Sigmund Freud was known for a lot of things. What most non-psychoanalysts are unaware of is his foundational idea of the importance of RESISTANCE – in psychotherapy and in life.

Freud believed that as much as people seemed to be clear about what they wanted in life, they also often resisted getting it – usually in ways they were unaware of. Without getting lost in a rabbit hole of psychoanalytic theory, here is his basic premise: people are openly aware of wanting something (for example, to have their family taken care of after they die) and yet behave in ways that limit this from happening or happening well (e.g., not discussing specific elements of a plan and avoiding including close family members in discussions designed to prepare them).

With families and business/wealth, resistance is very common and quite often destructive. In this article by Jonathan Bergman last month on, he creatively describes resistance as he finds it in his work – mostly in patriarchs, “They’re all men, typically in their 70s, and they’ve all been extremely successful in their careers.” I also find this dynamic more present in men. I’m not totally sure why but likely due in part to how we socialize women to be more relationship-focused and family-nurturing, and men to be more independent and goal-achieving. That topic could be a whole blog post of its own.

I run into this all the time: patriarchs who have created wealth and are resistant to opening up conversations with the rising generation. They often say they’d like to do just that (and that’s why I’m sitting in front of them) but then they push back in all kinds of subtle and not-so-subtle ways. It is really striking.

According to Freud, resistance represents a conflict between opposing desired outcomes. I’d suggest in these cases it is between wanting to do what they love (investing without an advisor, running a business as chief executive) while also genuinely wanting to help prepare their families which they know includes stepping back in some form. It looks like a ping-pong game – back and forth, confusing behaviors and mixed messages. And they typically do really want to achieve both outcomes.

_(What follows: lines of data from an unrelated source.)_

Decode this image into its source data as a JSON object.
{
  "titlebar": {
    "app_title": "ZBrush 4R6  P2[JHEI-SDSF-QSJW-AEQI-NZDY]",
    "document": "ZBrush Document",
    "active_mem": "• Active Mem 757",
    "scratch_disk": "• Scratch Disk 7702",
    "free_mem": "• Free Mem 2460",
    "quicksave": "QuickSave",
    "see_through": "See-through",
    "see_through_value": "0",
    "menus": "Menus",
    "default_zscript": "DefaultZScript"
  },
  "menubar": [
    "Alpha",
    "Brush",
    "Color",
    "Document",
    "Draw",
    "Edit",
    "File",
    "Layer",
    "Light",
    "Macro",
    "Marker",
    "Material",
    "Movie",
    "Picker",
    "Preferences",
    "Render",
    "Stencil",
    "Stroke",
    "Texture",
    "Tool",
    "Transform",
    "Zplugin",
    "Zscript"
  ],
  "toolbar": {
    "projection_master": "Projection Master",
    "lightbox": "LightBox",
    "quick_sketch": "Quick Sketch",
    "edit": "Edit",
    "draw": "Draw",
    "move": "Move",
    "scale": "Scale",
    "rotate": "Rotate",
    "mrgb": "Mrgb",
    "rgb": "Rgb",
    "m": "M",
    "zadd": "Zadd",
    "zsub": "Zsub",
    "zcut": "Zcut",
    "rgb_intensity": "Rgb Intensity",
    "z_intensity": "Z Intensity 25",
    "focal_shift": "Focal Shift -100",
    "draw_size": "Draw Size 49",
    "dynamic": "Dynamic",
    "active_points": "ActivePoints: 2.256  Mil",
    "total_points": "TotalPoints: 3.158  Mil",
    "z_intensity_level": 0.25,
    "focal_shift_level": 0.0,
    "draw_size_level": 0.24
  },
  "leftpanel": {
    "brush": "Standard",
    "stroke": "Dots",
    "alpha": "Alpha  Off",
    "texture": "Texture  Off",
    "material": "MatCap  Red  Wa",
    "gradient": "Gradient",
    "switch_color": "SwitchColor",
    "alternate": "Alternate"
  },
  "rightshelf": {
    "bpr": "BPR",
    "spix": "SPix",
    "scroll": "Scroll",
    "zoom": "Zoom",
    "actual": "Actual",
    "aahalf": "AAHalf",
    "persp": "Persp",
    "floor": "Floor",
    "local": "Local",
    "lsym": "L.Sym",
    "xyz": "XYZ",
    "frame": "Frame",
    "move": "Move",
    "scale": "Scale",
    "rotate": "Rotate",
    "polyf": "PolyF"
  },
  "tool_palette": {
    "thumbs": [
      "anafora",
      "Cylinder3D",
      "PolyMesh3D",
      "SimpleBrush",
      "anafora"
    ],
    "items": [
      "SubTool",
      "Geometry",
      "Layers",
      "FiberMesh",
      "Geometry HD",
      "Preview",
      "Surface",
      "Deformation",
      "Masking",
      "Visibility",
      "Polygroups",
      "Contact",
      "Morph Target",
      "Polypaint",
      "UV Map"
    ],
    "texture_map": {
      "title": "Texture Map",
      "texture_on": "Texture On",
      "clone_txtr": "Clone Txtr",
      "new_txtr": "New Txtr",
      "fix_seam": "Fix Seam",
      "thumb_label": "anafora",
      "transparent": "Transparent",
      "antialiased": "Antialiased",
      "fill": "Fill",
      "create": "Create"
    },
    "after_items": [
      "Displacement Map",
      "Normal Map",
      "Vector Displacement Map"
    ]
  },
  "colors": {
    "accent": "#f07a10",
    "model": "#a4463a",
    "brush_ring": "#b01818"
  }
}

The key, in my experience, is to bring both sides of the equation together with the person experiencing resistance – for example, by letting them know:

“It makes sense that it is hard to step back from what you have nurtured and grown over many years and at the same time you want to develop and prepare your children which involves including them in things you have taken care of successfully and all on your own for so long.”

If only a simple sentence like that did the trick on its own… You get the idea though.

Sure, there are times a founder is concerned their children are not capable to run the business, for example. The solution there is to open that conversation, assess it with trusted advisors facilitating, and possibly have the next generation develop into an ownership group which does not work in the business at all. There are many other possible outcomes, but open communication is fundamental, as is naming and respecting the competing sides of the ambivalent resistance.

In his article, Bergman specifically speaks to his experiences with this type of patriarch and his role as a financial advisor. Some of his conversations are years-long without being engaged. He offers a 5-point “playbook” for financial professionals which strives to show that patriarchs can maintain involvement and a desired level of control, while greatly benefitting surviving spouses and heirs. I think Bergman makes a lot of sense (click here to read the full article with full descriptions of each step):

  1. Involve spouses as early in the process as possible.
  2. Involve responsible adult children in these discussions whenever possible.
  3. Serve as the information repository and provide consolidated reporting on the entire portfolio.
  4. Act as strategy partner.
  5. For this arrangement to work, the plan must be specific to the individual.

Many of us working with business families encounter this dynamic often. It is essential to respect the resistance, name both sides of it, and help those resisting to find ways to stay relevant and vibrant in their lives (with respect to the wealth and apart from it) while preparing those they love and care about.